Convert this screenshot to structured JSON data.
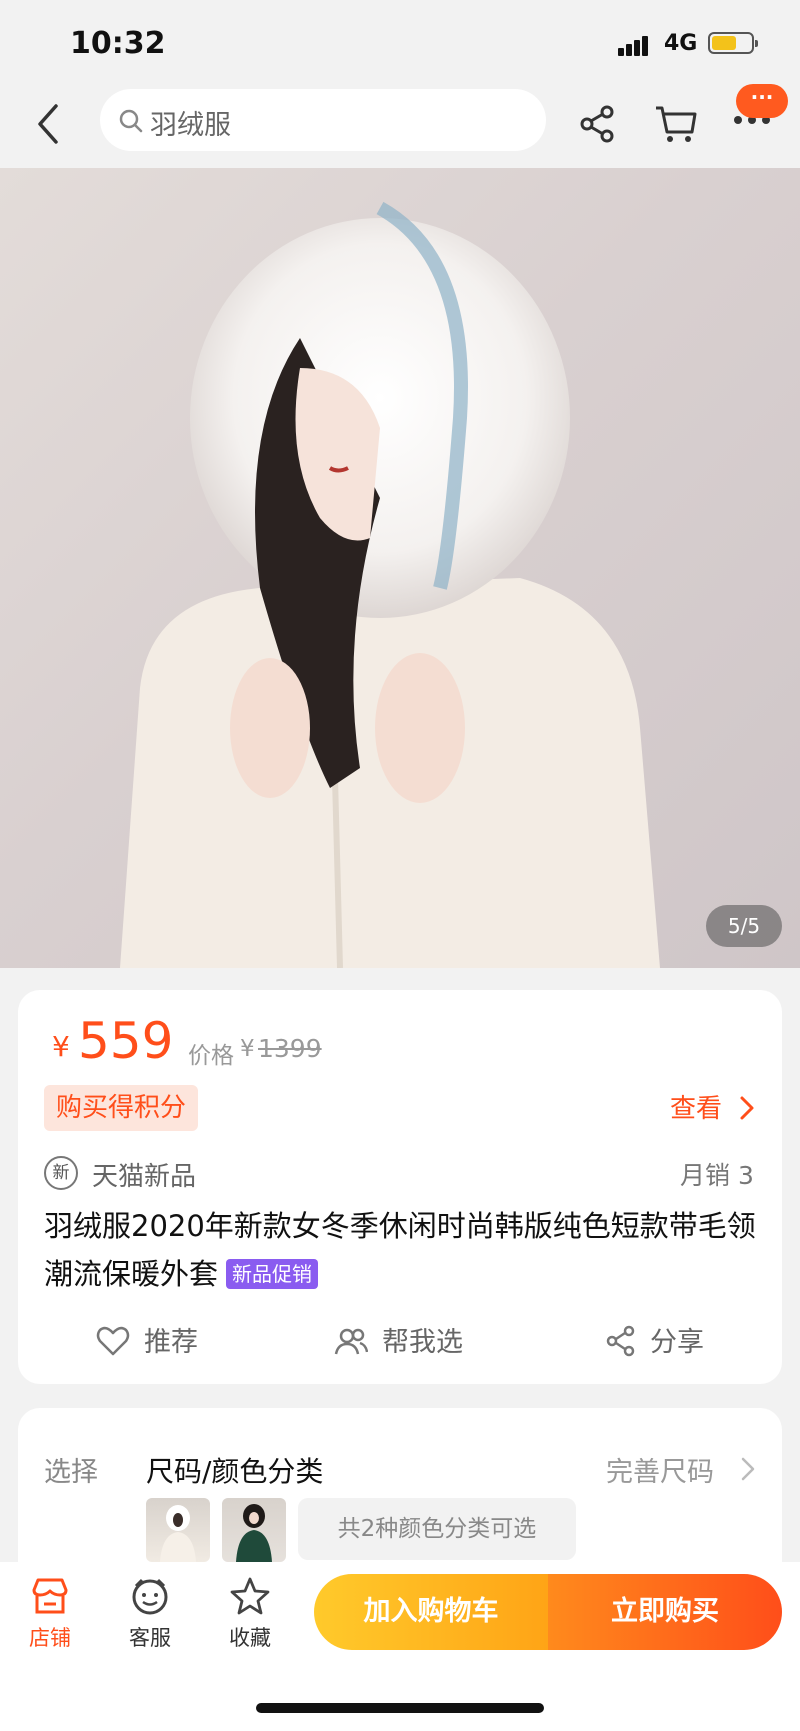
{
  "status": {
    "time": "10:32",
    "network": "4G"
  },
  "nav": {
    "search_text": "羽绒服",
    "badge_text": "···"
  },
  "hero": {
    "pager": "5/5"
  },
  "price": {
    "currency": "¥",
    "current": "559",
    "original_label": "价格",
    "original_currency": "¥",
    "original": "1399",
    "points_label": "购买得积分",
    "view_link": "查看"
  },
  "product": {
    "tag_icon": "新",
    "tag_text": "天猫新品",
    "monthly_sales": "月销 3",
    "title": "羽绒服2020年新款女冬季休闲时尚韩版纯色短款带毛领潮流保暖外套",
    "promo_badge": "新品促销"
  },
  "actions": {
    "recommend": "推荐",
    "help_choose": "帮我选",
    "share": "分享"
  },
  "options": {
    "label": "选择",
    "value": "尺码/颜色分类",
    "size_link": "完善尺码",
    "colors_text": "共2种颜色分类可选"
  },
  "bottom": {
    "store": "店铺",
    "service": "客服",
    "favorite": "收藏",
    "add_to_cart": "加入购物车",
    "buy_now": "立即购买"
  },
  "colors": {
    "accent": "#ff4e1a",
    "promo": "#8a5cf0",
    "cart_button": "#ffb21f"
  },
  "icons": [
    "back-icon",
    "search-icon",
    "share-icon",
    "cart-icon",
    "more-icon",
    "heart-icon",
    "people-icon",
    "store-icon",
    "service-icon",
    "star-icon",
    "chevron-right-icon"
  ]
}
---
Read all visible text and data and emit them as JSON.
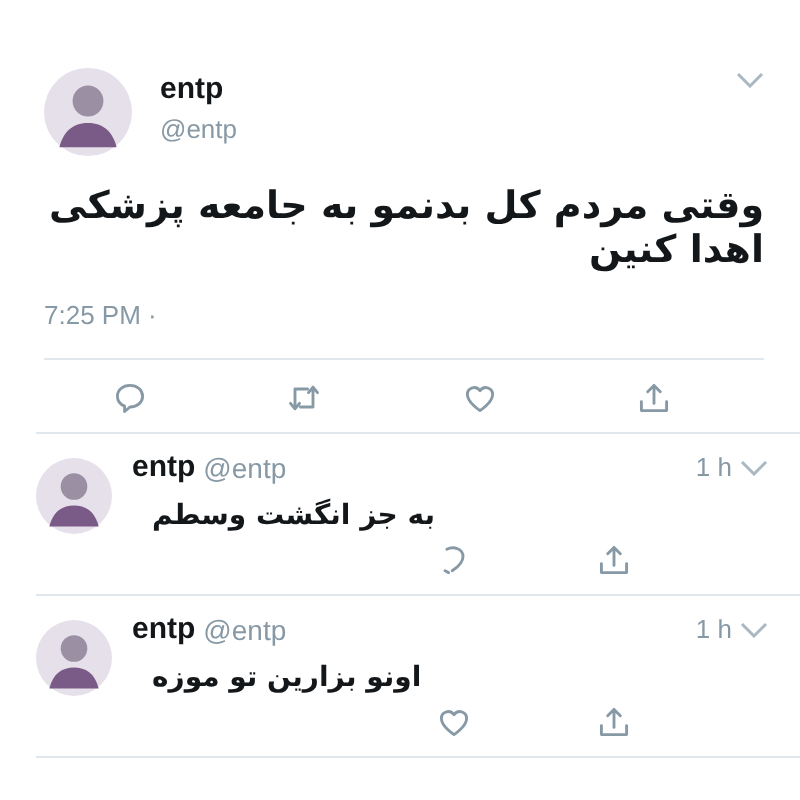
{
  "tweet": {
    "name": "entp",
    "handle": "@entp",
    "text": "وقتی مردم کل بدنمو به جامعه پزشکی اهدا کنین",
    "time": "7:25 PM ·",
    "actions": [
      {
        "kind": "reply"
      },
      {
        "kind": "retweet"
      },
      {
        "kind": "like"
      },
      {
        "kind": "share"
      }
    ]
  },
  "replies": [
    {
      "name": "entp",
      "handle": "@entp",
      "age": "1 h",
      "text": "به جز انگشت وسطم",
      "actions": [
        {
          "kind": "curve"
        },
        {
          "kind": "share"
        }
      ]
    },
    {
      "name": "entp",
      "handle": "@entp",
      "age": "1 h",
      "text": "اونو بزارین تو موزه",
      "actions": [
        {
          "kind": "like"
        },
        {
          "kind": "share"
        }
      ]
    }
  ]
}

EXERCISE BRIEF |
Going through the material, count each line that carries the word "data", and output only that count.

EXERCISE ANSWER |
2